RB Reggie Bonnafon is the most versatile player on the team and one of its sharpest. Not only has Bonnafon had to learn multiple positions during his time there, but he also had a great role model growing up. His late dad coached him, so Bonnafon has a good idea about what it takes to get the job done. — Adelson
K-State linebacker Trent Tanking played his high school ball for a former K-State linebacker-turned-coach (Brooks Barta). According to teammates, Tanking already has coaching tendencies on the field. — Trotter
LB Auggie Sanchez is going into his fourth year as the “quarterback of the defense,” providing vocal leadership to everyone around him. Known as a film study junkie around the USF facility, Sanchez is a team captain and backs up all his knowledge with tangible results. Last season, he finished with 120 tackles, second in school history. — Adelson
Will Grier has yet to play a down at quarterback for the Mountaineers, and already he is respected among teammates and coaches as a student of the game. The Florida transfer and son of a high school coach erased lingering doubts in the spring about his readiness to take over at WVU, showing the form that earned him five starts with the Gators in 2015. — Mitch Sherman
Naturally, it would have to be quarterback Luke Del Rio. His father is none other than Oakland Raiders coach Jack Del Rio. Luke Del Rio has been around NFL coaches just about all of his life, and whether he was on or off the field for the Gators last year, he maintained a leadership role in Florida’s locker room. — Aschoff
Josh Jackson hasn’t officially earned the starting QB job for the Hokies, but he has earned the distinction as one of the most cerebral players on the team. It’s in his blood, after all. Jackson’s father, Fred, coached for 23 seasons at Michigan. “He’s been around it his whole life,” head coach Justin Fuente said. “He’s smart, and he loves the game.” — Hale

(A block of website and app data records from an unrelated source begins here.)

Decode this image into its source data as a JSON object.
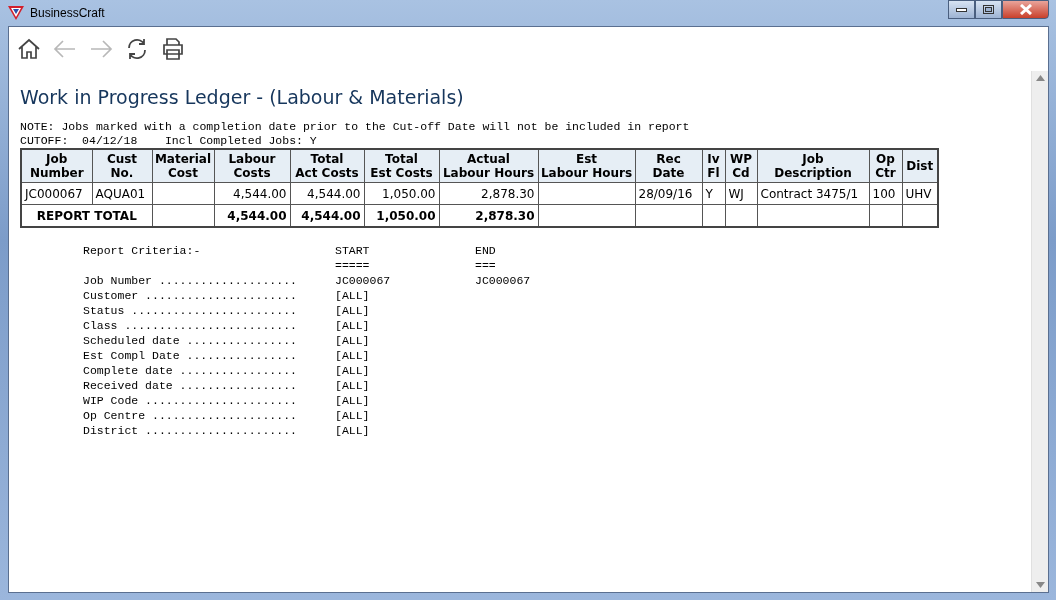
{
  "window": {
    "title": "BusinessCraft"
  },
  "toolbar": [
    {
      "kind": "home",
      "disabled": false
    },
    {
      "kind": "back",
      "disabled": true
    },
    {
      "kind": "forward",
      "disabled": true
    },
    {
      "kind": "refresh",
      "disabled": false
    },
    {
      "kind": "print",
      "disabled": false
    }
  ],
  "report": {
    "title": "Work in Progress Ledger - (Labour & Materials)",
    "note": "NOTE: Jobs marked with a completion date prior to the Cut-off Date will not be included in report",
    "cutoff": "CUTOFF:  04/12/18    Incl Completed Jobs: Y",
    "table": {
      "columns": [
        "Job\nNumber",
        "Cust\nNo.",
        "Material\nCost",
        "Labour\nCosts",
        "Total\nAct Costs",
        "Total\nEst Costs",
        "Actual\nLabour Hours",
        "Est\nLabour Hours",
        "Rec\nDate",
        "Iv\nFl",
        "WP\nCd",
        "Job\nDescription",
        "Op\nCtr",
        "Dist"
      ],
      "rows": [
        [
          "JC000067",
          "AQUA01",
          null,
          "4,544.00",
          "4,544.00",
          "1,050.00",
          "2,878.30",
          null,
          "28/09/16",
          "Y",
          "WJ",
          "Contract 3475/1",
          "100",
          "UHV"
        ]
      ],
      "total": {
        "label": "REPORT TOTAL",
        "cells": [
          null,
          "4,544.00",
          "4,544.00",
          "1,050.00",
          "2,878.30",
          null,
          null,
          null,
          null,
          null,
          null,
          null
        ]
      }
    },
    "criteria": {
      "heading": "Report Criteria:-",
      "start_heading": "START",
      "start_rule": "=====",
      "end_heading": "END",
      "end_rule": "===",
      "rows": [
        {
          "label": "Job Number ....................",
          "start": "JC000067",
          "end": "JC000067"
        },
        {
          "label": "Customer ......................",
          "start": "[ALL]"
        },
        {
          "label": "Status ........................",
          "start": "[ALL]"
        },
        {
          "label": "Class .........................",
          "start": "[ALL]"
        },
        {
          "label": "Scheduled date ................",
          "start": "[ALL]"
        },
        {
          "label": "Est Compl Date ................",
          "start": "[ALL]"
        },
        {
          "label": "Complete date .................",
          "start": "[ALL]"
        },
        {
          "label": "Received date .................",
          "start": "[ALL]"
        },
        {
          "label": "WIP Code ......................",
          "start": "[ALL]"
        },
        {
          "label": "Op Centre .....................",
          "start": "[ALL]"
        },
        {
          "label": "District ......................",
          "start": "[ALL]"
        }
      ]
    }
  }
}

A versatile and heady defensive back, junior P.J. Locke III appears in line to take a big leap with the Longhorns after emerging as a vocal leader. Locke started nine games at nickelback last season. He skipped a redshirt year in 2015 and graduated magna cum laude from Central High School in Beaumont, Texas. — Sherman
Cornerback DeAndre Pierce’s dad, Antonio Pierce, is the head coach at California high school power Long Beach Poly and spent nine years in the NFL. DeAndre Pierce arrived in Boise last year, and coaches praised his ability to quickly pick up a solid understanding of the defensive scheme. — Bonagura
The son of a football coach and a known motivator, linebacker Peyton Pelluer has the pedigree to transition into a successful career in coaching. He is currently responsible for making on-field calls and adjustments for the WSU defense. — Bonagura
Who is the future coach from each Top 25 team?